### PROBLEM
How many lines of the data include the string "legend"? State the number and nothing else.

-=-=-=-=-

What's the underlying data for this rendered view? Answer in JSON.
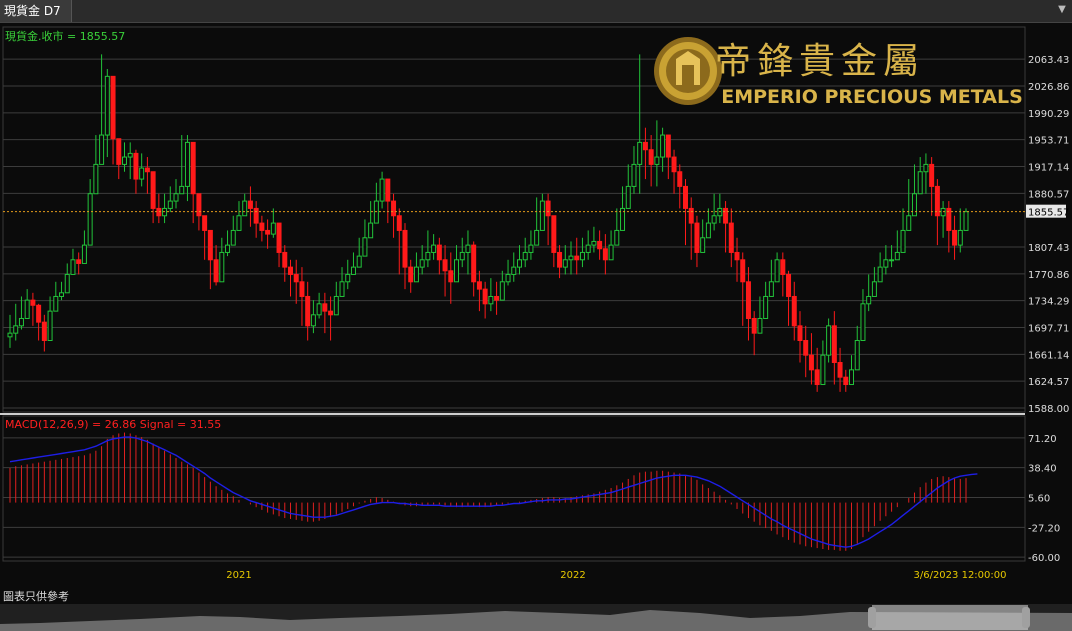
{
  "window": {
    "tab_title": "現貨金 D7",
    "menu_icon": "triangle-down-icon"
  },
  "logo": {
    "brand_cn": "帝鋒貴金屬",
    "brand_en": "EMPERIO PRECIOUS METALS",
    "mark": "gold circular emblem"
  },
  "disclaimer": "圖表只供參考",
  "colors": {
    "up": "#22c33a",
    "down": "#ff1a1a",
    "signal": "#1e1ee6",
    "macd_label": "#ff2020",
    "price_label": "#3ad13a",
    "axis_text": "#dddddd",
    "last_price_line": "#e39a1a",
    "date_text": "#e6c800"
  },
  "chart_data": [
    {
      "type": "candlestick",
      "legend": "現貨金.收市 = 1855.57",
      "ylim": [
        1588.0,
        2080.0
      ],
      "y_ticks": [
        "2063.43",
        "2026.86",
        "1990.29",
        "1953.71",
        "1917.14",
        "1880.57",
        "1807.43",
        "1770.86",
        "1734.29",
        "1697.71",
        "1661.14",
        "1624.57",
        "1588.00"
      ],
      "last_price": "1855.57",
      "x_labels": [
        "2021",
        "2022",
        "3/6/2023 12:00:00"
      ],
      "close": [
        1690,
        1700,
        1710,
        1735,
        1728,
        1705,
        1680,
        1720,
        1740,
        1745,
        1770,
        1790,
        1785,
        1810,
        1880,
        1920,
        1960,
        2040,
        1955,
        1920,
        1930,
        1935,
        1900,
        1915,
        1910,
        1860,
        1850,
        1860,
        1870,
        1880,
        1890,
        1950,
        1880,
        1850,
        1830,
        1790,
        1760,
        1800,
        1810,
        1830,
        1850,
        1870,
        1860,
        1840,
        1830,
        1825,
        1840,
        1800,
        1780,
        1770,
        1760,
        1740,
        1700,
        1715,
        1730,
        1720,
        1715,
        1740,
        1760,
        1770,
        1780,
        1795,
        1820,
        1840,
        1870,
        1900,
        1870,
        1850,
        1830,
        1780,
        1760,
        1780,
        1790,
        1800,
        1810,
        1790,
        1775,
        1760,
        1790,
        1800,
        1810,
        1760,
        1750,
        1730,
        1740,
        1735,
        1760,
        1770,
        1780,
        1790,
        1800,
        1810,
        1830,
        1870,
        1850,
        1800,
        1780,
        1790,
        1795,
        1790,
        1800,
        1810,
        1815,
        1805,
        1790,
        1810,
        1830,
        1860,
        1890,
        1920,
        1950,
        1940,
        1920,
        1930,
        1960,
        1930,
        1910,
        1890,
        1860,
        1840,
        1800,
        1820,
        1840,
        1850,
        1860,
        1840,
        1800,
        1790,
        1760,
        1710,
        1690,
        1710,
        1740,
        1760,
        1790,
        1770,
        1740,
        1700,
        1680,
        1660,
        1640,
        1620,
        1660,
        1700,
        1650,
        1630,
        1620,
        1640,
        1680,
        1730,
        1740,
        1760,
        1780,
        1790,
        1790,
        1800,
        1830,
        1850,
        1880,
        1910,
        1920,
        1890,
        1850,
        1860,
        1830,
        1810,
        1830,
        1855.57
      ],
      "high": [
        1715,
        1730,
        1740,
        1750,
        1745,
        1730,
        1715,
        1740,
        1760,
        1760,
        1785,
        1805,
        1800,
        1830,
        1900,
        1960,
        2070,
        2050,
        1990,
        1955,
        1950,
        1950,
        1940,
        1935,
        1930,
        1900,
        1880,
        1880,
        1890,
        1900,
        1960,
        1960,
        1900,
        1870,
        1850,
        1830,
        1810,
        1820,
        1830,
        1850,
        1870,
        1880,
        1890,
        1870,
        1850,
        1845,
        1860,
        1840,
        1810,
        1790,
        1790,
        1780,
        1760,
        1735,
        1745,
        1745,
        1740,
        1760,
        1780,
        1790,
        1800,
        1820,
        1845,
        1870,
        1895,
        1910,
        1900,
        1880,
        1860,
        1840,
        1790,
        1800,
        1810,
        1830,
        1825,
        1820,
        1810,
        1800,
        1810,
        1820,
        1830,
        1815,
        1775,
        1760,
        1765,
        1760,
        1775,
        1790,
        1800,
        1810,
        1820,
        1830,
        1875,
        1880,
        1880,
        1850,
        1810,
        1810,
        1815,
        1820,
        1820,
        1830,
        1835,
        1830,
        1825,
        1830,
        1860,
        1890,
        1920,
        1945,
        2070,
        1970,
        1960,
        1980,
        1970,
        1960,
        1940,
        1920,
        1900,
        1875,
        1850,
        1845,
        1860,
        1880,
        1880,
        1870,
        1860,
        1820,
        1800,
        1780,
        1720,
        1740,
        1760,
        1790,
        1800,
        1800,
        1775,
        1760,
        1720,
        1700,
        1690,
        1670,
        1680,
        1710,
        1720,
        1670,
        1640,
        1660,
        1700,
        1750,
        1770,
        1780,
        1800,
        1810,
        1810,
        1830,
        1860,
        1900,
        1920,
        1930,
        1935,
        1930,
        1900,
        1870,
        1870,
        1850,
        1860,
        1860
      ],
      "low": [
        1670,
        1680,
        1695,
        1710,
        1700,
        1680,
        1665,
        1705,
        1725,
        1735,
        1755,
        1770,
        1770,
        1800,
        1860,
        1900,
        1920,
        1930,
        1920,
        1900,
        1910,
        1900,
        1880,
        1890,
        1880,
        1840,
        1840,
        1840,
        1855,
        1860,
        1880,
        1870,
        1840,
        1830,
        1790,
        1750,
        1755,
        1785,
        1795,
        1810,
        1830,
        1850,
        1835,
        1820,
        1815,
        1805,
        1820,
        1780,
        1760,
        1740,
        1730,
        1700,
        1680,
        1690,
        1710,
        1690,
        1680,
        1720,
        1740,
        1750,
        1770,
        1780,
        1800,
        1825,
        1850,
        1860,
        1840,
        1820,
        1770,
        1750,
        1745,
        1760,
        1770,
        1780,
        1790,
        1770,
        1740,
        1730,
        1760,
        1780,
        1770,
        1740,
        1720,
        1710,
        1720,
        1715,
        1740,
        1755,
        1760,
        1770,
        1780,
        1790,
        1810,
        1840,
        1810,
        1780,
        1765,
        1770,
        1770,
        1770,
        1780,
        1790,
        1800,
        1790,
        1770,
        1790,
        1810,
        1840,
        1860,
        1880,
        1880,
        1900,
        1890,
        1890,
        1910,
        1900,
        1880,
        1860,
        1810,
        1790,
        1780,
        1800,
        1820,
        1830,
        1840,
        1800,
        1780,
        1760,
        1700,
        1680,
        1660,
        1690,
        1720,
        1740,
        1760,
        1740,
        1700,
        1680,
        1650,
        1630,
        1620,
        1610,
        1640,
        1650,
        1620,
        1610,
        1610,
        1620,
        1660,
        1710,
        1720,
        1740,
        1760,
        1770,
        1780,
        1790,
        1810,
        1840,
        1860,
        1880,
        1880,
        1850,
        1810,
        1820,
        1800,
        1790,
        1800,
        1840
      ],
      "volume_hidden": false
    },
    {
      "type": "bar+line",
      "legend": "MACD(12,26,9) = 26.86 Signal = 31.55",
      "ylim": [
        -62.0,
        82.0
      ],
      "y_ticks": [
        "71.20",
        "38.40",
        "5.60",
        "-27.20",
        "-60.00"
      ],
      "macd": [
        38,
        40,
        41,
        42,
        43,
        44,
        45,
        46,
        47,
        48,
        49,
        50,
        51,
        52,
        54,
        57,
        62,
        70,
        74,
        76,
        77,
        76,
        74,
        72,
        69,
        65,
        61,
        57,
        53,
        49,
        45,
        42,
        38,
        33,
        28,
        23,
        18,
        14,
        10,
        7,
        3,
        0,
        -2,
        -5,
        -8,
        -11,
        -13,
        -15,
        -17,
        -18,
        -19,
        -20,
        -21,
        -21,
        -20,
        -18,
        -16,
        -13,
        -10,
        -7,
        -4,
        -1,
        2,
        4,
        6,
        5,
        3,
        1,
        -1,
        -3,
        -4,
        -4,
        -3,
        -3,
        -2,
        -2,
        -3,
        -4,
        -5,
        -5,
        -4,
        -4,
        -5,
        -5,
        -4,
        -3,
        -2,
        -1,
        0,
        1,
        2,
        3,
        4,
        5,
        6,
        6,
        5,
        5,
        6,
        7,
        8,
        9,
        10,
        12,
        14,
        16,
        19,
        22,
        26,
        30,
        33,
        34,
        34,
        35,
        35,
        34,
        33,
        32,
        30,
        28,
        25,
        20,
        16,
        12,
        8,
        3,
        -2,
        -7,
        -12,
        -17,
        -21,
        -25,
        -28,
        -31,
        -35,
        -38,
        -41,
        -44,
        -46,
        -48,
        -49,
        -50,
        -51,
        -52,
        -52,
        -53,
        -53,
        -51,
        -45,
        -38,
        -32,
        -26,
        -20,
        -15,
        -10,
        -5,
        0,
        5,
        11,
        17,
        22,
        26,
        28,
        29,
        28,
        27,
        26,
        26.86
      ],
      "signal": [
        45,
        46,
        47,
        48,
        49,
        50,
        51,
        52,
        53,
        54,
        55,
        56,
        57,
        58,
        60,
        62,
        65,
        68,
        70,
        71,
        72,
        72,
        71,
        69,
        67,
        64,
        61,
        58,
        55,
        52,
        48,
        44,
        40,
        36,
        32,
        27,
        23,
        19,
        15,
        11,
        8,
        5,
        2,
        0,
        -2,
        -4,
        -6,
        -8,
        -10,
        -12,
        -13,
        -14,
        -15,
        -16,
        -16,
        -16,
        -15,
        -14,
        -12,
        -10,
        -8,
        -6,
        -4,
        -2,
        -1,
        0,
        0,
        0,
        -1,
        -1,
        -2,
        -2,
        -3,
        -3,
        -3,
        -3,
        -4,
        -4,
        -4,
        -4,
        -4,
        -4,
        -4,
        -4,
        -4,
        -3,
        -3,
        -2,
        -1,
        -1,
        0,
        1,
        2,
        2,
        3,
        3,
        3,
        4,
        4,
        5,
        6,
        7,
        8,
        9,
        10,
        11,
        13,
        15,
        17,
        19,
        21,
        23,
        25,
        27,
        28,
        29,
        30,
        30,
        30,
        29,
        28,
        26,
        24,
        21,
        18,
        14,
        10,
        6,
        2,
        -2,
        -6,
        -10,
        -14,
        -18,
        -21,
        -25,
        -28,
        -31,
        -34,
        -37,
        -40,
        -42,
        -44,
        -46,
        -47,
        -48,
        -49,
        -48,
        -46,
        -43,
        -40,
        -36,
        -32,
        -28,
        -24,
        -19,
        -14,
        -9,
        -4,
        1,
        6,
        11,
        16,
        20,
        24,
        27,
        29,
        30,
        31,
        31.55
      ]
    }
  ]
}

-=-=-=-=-

### REPLY TO THE TASK
2